Mindy Kaling really knows how to put herself forward, writing and co-starring in the dramedy about ageism, sexism and the diversity card in the “Late Night” talk show host game. Directed by Nisha Ganatra, “Late Night” is about the only long-running late night talk show hosted by a woman, British ex-pat Katherine Newbury (Emma Thompson), and how a diversity hire, Molly (Kaling), helps Newbury get hip and face the truths and scandals.
Newbury has gone stale and her ratings are on the downside. Her writers room is a sea of blindingly white privileged males and Newbury has a reputation for hating female writers. When her network is taken over by a female executive (Amy Ryan) ready to rattle things up for better ratings, she awakes for her stupor of staleness and hires a minority woman–Molly. Molly is her biggest fan and struck a deal to get from her job at a chemical plant to this writers room.
Desperate not to be replaced by the much younger inane Daniel Tennant (Ike Barinholtz), Newbury stirs things up and Molly adds the spice to the mix of male complacency in the writers room. In her attempts to be relevant, Newbury goes viral in the wrong way, but, of course, she will recover. She has to recover–her show is her life. She has no children. She married an older musician, Walter Newbury (John Lithgow), who left his wife for her but he now suffers from Parkinson’s.
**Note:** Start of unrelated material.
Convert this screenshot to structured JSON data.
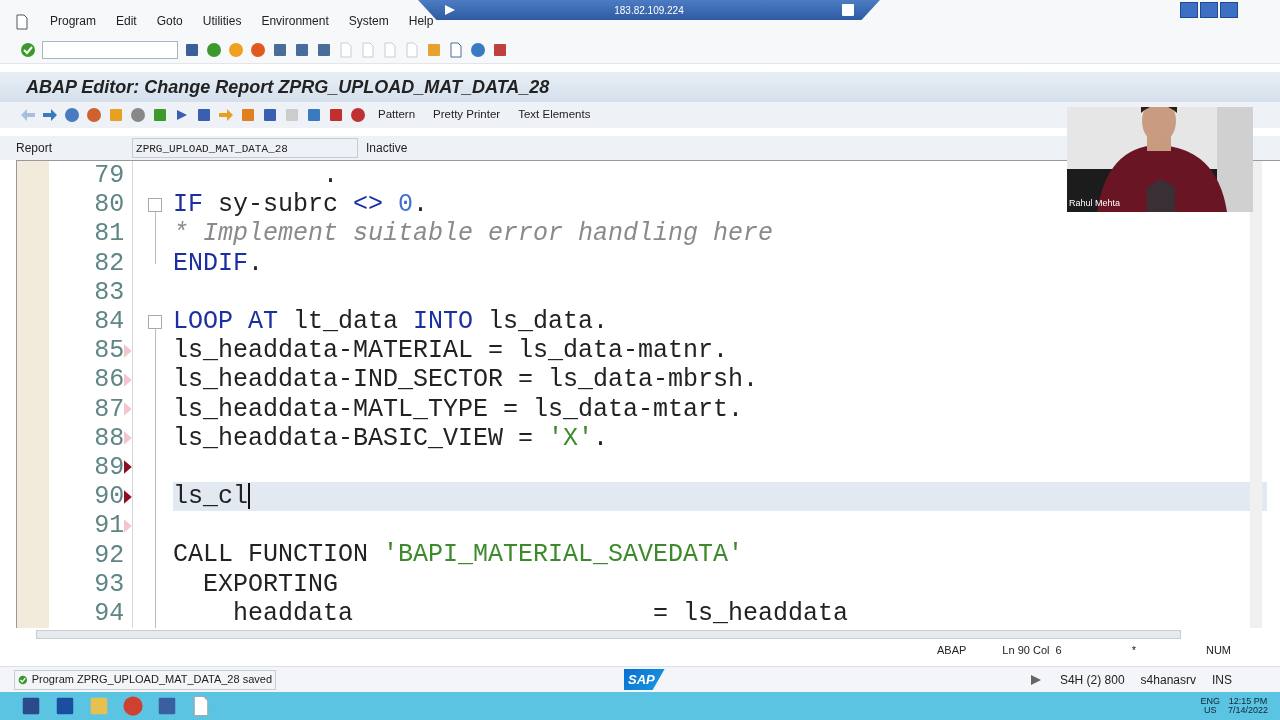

The relationship between Walter and Katherine are the movie’s most tender moments and yet the surprise problem between them seems like emotional manipulation. There are other problems. Newbury’s “Late Night” exists in a TV world where Jon Stewart and his “The Daily Show” never made the air and Stephen Colbert and The Colbert Report didn’t exist. The problem we’re presented with is that Newbury wants to be intellectual–speak with writers and not social media influencers. Yet “The Daily Show” has shown that authors and political figures can be captivating, informative and even funny.
If there is a genre for the black savior, one where Eddie Murphy’s Axel Foley holds court, then Kaling’s Molly is that for Newbury. Younger, hipper and pushy in a good way, Molly bumbles but also feels the desperation to succeed. Like Newbury, Molly has no children, no sweetheart and no life. We know that her father died, but we don’t see her with a network of friends. Certainly that makes writing about Molly easier, but it also rings false.
There will be a happy ending and on the way, Emma Thompson’s Newbury has some biting lines and Molly will, after making a wrong turn, find a potential directions toward romantic happiness.